Researchers have identified the mechanisms behind the worsening of the immune system in response to different viral infections, a discovery that might help in the development of new therapeutics for diseases like the coronavirus or COVID-19.
The study that got published in the journal Nature Immunology, stated that several viral infections cause the impairments of some components of the immune system like the T cells in a press called the immune 'Exhaustion'. As per the scientists from the University of Melbourne in Australia, this process has also been confirmed in the patients suffering from severe COVID-19.
Scientists Identify Reason Behind Worsening of Immune System
The researchers mentioned to overcome the exhaustion is a major aim for the development of new therapies for many viral infections. While previous studies had shown that during severe infections, the T cells had lost their function slowly and over long time periods, the latest study found that they can be impaired within just a few days. In the study, the researchers also found several new mediators of the immune exhaustion that might be targeted in new therapies.

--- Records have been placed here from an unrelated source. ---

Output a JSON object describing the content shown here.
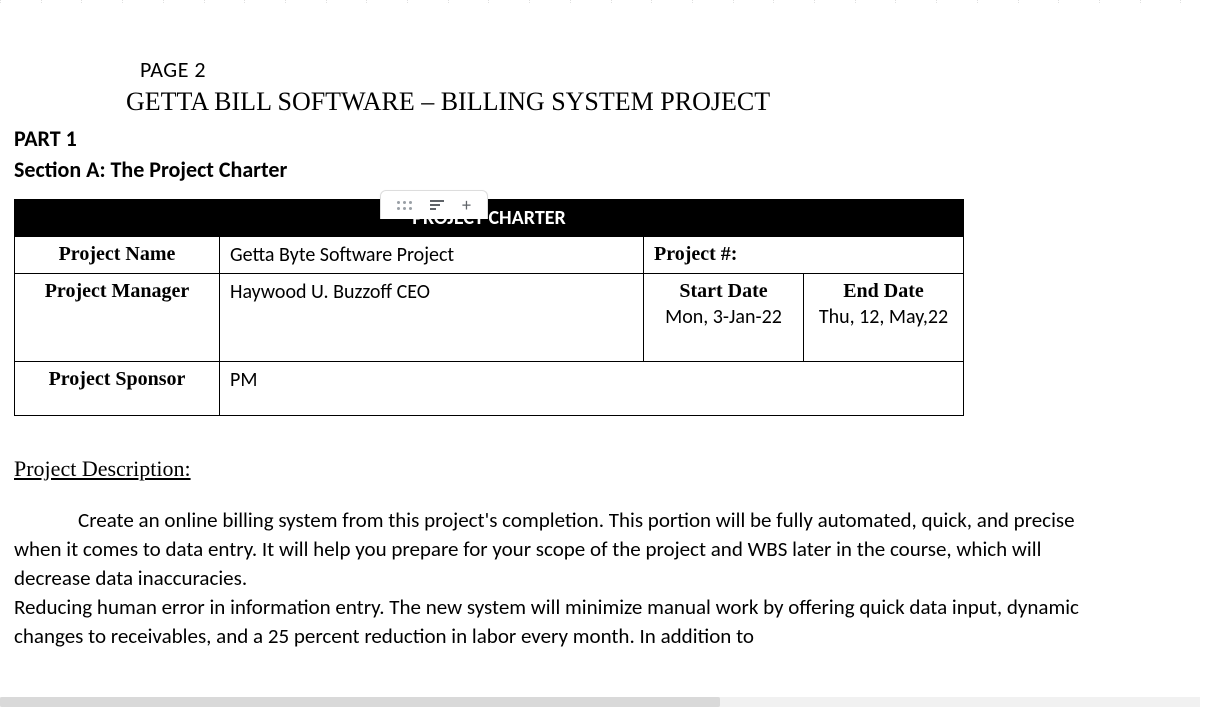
{
  "page_number": "PAGE 2",
  "doc_title": "GETTA BILL SOFTWARE – BILLING SYSTEM PROJECT",
  "part_label": "PART 1",
  "section_label": "Section A: The Project Charter",
  "charter": {
    "header": "PROJECT CHARTER",
    "labels": {
      "project_name": "Project Name",
      "project_number": "Project #:",
      "project_manager": "Project Manager",
      "start_date": "Start Date",
      "end_date": "End Date",
      "project_sponsor": "Project Sponsor"
    },
    "values": {
      "project_name": "Getta Byte Software Project",
      "project_number": "",
      "project_manager": "Haywood U. Buzzoff CEO",
      "start_date": "Mon, 3-Jan-22",
      "end_date": "Thu, 12, May,22",
      "project_sponsor": "PM"
    }
  },
  "description": {
    "heading": "Project Description:",
    "body": "Create an online billing system from this project's completion. This portion will be fully automated, quick, and precise when it comes to data entry. It will help you prepare for your scope of the project and WBS later in the course, which will decrease data inaccuracies.\nReducing human error in information entry. The new system will minimize manual work by offering quick data input, dynamic changes to receivables, and a 25 percent reduction in labor every month. In addition to"
  },
  "toolbar": {
    "drag": "drag-handle",
    "filter": "filter",
    "add": "+"
  }
}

"This is an exciting finding, particularly in the context of COVID-19 as one of the big questions is why some people get severely sick, while others experience mild disease," the study co-author Daniel Utzschneider from the University of Melbourne said as reported by the Financial Express.
"We looked at both mild and overwhelming Lymphocytic Choriomeningitis Virus infections in mice, which serves as a model for severe viral infections in humans, early after onset of disease, and identified striking differences at the molecular and functional level," he added.
Response of T Cells
The researchers showed that while responding to the infections that are difficult to eliminate, the T cells down-regulate their functions within days. They also mentioned that the T cells while responding to a weaker infection remained highly functional.
"These findings are extremely exciting. Our data show that T cells could be manipulated during early stages of severe viral infection to improve their activity," Axel Kallies, another co-author of the study mentioned.
The novel virus outbreak has created a major stir around the world in recent times infecting more than 23.6 million people globally and claimed the lives of over 813,000 people worldwide in more than 170 countries.